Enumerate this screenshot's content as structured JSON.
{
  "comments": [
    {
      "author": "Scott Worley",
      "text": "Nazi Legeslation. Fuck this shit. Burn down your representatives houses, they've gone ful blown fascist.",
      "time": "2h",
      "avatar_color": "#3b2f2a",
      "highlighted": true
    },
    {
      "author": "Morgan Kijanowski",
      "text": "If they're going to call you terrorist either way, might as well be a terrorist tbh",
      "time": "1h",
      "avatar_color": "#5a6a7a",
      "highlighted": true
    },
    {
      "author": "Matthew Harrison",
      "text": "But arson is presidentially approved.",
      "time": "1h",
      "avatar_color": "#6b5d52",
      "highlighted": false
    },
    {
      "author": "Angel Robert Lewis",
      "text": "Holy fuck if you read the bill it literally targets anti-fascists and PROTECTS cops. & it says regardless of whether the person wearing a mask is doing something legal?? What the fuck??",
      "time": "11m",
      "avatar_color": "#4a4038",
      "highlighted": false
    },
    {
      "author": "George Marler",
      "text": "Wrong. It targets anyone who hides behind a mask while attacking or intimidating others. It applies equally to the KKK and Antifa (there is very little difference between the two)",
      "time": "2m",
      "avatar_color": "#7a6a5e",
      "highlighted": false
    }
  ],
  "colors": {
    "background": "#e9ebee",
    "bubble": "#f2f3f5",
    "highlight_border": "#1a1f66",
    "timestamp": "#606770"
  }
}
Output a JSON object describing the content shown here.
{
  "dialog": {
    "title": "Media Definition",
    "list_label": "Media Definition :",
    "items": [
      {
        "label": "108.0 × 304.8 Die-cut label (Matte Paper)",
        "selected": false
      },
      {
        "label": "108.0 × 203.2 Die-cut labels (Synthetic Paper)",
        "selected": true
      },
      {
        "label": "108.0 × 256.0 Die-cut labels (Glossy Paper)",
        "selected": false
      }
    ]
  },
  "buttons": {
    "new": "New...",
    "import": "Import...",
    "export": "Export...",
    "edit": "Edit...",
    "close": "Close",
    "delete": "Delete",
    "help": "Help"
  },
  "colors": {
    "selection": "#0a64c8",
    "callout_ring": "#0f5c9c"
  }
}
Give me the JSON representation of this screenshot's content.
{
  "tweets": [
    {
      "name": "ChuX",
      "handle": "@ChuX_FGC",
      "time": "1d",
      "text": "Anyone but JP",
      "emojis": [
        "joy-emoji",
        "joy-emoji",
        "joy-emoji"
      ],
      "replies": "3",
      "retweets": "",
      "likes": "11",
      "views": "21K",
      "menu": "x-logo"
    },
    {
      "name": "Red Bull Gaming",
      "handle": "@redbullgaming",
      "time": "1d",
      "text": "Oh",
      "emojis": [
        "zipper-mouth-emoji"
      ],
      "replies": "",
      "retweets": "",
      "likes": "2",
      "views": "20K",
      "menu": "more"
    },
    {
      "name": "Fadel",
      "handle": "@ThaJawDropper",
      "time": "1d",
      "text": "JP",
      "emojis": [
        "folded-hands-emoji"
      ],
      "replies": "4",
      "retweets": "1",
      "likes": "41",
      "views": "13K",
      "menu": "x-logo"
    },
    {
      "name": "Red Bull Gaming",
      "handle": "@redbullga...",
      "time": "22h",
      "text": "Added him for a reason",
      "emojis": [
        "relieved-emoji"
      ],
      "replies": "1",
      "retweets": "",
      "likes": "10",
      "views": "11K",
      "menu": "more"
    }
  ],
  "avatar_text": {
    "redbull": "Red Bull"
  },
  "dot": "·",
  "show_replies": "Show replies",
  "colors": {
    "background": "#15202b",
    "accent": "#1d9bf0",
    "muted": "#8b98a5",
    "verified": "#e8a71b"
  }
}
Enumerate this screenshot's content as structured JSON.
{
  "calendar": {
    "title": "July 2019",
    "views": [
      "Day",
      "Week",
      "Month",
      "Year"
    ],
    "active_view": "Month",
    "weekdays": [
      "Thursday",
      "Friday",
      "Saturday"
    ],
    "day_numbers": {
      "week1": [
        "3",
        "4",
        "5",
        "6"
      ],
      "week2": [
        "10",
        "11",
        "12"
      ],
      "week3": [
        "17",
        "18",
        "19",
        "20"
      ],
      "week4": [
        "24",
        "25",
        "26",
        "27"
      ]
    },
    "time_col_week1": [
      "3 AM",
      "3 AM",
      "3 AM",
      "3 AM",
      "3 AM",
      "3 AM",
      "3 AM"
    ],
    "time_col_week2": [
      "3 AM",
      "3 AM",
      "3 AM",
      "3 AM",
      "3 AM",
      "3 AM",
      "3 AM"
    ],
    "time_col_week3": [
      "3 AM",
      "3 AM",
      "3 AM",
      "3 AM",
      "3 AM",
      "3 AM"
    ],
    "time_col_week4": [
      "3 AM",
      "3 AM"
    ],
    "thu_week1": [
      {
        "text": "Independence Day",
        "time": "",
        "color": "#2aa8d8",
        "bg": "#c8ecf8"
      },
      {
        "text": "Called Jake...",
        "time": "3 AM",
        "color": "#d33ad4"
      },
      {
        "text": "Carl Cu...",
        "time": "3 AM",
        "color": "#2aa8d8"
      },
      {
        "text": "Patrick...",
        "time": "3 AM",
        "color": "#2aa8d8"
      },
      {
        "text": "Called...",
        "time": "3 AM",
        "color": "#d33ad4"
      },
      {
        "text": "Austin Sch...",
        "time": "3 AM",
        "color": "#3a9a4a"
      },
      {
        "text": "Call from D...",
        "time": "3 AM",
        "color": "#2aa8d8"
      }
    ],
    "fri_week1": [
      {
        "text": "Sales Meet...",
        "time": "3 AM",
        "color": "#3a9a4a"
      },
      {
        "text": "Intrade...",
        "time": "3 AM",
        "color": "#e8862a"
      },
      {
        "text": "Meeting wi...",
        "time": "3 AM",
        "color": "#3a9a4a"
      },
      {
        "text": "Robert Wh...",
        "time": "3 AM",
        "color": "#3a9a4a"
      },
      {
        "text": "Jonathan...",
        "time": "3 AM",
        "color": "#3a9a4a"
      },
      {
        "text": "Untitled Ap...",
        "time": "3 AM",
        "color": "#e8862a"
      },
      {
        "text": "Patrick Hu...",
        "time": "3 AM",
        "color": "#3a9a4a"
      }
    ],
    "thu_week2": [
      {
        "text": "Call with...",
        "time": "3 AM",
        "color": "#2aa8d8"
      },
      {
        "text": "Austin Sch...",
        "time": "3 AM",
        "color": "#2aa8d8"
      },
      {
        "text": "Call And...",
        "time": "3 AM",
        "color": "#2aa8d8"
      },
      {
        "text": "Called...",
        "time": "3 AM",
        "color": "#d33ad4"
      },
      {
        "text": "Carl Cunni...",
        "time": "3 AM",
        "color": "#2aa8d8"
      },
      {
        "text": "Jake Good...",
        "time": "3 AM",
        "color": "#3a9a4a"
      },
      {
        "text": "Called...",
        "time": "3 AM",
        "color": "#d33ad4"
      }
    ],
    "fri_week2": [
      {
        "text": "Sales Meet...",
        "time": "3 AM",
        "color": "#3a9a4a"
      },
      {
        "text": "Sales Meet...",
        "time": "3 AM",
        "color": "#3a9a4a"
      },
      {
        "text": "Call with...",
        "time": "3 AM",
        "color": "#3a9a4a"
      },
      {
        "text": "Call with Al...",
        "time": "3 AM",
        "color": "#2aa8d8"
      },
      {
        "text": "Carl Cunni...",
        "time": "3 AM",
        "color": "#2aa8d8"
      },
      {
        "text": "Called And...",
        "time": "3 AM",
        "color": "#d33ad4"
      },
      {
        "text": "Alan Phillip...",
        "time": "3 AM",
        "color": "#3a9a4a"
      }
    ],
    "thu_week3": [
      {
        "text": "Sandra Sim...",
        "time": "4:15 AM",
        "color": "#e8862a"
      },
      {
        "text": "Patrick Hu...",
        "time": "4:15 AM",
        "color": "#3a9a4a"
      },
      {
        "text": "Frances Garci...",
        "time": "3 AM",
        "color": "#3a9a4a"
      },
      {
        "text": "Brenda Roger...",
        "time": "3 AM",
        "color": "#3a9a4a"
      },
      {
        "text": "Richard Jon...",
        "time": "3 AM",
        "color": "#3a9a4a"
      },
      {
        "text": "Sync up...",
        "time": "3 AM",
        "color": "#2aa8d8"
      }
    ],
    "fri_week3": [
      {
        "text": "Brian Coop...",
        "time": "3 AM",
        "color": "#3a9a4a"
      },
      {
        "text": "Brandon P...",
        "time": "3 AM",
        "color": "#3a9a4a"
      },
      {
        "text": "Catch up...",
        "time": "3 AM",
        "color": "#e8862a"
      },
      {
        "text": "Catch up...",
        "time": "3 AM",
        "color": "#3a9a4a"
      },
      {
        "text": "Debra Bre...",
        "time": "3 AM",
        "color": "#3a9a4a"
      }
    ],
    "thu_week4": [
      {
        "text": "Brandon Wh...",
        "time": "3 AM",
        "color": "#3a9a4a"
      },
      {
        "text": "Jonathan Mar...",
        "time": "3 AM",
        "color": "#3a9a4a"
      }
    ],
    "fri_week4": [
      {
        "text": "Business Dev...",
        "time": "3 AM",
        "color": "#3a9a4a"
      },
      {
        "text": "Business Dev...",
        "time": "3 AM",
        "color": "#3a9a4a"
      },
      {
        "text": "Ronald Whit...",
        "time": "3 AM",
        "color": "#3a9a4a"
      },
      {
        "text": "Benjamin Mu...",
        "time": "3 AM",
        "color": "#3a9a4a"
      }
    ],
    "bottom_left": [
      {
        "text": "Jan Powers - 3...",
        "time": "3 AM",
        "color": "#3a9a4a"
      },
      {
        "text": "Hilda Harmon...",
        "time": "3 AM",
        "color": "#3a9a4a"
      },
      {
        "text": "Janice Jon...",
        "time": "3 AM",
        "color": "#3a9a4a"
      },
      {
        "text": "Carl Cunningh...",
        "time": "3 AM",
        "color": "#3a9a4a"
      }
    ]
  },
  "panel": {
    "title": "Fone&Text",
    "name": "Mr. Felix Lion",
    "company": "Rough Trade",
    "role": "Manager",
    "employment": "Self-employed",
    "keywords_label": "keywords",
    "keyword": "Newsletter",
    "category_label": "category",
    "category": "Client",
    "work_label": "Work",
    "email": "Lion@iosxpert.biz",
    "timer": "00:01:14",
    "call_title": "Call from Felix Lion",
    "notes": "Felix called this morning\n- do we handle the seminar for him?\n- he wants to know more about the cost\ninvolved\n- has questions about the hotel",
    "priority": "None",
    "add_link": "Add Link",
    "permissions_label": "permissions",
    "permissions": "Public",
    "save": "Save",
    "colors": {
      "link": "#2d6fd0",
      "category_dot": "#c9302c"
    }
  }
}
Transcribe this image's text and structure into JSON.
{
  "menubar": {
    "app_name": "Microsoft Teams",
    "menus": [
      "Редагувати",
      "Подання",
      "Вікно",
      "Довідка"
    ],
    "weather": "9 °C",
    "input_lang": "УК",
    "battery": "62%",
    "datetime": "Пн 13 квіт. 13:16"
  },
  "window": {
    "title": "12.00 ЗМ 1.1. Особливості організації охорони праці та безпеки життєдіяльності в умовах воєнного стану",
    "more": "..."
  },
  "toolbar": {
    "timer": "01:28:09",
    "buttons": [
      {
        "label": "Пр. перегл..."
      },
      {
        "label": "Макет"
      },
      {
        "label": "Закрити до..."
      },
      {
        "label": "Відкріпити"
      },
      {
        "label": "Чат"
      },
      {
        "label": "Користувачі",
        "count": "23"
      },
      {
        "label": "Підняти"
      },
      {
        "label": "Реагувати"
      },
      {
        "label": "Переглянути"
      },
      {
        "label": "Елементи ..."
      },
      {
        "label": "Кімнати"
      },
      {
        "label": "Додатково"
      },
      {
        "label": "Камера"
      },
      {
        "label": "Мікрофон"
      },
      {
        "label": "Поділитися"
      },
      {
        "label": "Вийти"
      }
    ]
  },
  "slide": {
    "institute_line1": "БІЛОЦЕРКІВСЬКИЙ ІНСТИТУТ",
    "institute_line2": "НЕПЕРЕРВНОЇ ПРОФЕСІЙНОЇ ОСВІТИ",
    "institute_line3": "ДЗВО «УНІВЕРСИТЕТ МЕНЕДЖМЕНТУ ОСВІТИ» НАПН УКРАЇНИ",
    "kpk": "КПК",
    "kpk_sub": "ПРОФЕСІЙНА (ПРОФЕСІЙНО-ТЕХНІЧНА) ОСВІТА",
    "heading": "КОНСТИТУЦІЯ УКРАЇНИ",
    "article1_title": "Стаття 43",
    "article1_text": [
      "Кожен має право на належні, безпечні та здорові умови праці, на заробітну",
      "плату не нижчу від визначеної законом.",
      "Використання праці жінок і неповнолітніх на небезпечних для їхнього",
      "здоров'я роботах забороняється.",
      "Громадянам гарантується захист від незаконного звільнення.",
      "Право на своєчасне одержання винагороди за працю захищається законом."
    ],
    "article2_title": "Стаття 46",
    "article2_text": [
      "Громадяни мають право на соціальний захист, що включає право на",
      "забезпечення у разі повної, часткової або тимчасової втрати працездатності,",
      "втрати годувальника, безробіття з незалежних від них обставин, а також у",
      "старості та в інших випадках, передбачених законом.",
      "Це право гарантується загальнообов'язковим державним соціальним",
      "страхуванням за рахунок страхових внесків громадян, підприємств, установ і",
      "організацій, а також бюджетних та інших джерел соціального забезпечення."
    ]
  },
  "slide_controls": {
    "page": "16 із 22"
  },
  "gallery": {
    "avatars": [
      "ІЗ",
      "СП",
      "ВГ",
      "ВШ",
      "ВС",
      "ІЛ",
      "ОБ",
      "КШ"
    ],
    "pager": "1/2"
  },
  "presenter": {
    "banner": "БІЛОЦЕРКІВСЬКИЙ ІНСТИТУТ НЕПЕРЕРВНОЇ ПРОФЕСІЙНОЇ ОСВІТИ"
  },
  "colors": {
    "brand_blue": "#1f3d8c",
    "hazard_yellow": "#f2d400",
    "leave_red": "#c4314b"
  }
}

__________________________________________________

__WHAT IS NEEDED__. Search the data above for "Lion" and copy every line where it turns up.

__ANSWER BOX__.
    "name": "Mr. Felix Lion",
    "email": "Lion@iosxpert.biz",
    "call_title": "Call from Felix Lion",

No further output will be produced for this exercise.